However, economic data this week could help if on Wednesday the inflation data suggests improved economic performance, along with retail sales on Thursday and an updated Q1 GDP release on Friday.
For the time being, exporters of recycled goods are benefitting from a low pound making their product cheaper on the international market.
With negotiations not yet completed on June shipping for all, this week could also represent an opportunity to get material on the water at current prices. For plastics recyclers in particular, container availability is proving difficult as they do not have the scale of the big paper and metal exporters, and they are most subject to shipping lines looking to increase prices for June.
Additionally, the Chinese ban on US exports does not expire until 4 June, so there remains the potential for Chinese buyers to focus on European and UK paper and metal.
The most likely recipient of any price rises is likely to be OCC with Chinese buyers expected to continue to drive prices for the best quality cardboard. Will we see UK, European and other Asian buyers respond for fear of losing out at current prices and up their prices a little? Not clear as yet, but not likely. There are fears that a US flood will be on the way once US exporters can ship to China again, and it already appears that US OCC is a cheap option for non-China Asian buyers in particular at the moment.
Other paper grades look set to stay stable in price.
Over the weekend, there was also an announcement that the US and Chinese governments have agreed a truce on the previously escalating tit-for-tat tariff impositions on certain goods including industrial metals. As a result of this truce, industrial metals have increased in value on the LME, and we may see scrap copper and aluminium grades respond too. Ferrous isn’t as strongly impacted, so these may stay stable.
The situation for plastic grades is less clear, with demand still good for bottle grades within UK and European markets, while PP and HDPE remain strong at the top end of the market. Film is moving for higher quality grades, but low quality plastics as a whole remain a challenge. This situation looks unlikely to change this week.

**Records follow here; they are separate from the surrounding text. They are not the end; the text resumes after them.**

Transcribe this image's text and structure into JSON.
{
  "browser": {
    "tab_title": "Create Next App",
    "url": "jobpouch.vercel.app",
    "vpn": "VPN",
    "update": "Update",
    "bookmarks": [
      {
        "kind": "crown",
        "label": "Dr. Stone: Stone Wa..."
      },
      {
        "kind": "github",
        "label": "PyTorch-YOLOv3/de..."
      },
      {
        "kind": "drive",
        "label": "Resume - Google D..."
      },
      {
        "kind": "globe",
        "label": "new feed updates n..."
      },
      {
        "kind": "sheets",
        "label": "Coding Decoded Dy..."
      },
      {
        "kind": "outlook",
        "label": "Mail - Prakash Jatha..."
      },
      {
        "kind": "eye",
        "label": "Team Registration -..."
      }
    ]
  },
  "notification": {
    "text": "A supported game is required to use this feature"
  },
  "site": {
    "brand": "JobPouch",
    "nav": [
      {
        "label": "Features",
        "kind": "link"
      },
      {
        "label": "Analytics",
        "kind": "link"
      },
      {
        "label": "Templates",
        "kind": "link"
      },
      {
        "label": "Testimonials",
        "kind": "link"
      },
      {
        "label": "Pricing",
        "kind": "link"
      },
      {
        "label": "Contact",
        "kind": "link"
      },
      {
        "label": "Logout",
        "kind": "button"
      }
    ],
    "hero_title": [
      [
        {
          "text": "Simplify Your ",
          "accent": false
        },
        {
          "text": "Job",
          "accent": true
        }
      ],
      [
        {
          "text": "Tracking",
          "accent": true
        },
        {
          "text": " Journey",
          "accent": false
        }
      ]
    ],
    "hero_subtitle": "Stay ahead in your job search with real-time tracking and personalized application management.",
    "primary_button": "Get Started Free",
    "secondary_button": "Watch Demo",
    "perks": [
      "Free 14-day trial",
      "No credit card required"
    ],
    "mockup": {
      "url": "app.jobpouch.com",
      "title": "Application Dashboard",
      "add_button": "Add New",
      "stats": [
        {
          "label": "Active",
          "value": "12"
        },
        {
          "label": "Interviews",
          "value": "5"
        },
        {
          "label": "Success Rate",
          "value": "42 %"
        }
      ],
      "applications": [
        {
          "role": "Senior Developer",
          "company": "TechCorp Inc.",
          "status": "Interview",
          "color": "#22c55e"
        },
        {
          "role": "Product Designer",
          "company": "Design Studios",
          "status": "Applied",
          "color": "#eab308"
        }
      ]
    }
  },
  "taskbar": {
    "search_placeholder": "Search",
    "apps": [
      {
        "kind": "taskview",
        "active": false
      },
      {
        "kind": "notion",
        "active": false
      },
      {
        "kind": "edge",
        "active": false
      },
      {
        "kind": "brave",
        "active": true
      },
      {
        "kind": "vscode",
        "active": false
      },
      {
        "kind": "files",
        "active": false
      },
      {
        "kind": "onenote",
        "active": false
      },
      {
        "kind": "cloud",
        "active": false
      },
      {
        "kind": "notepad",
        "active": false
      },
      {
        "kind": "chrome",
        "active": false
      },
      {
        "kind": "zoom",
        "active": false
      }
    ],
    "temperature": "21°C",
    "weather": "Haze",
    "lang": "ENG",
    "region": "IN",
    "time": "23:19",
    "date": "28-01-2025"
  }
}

Although back down at around the $78 per barrel level, an oil price for Brent Crude that was hovering around $80 also could impact on virgin polymer prices, and in turn scrap plastic prices. But any reaction is likely to be a few weeks away yet.
Forecast prices One week Four week
OCC £115-119 £113-117
ONP £90-94 £90-94
Mixed £23-27 £22-26
PET £218-224 £218-224
HDPE £409-415 £409-415
LDPE £197-203 £197-203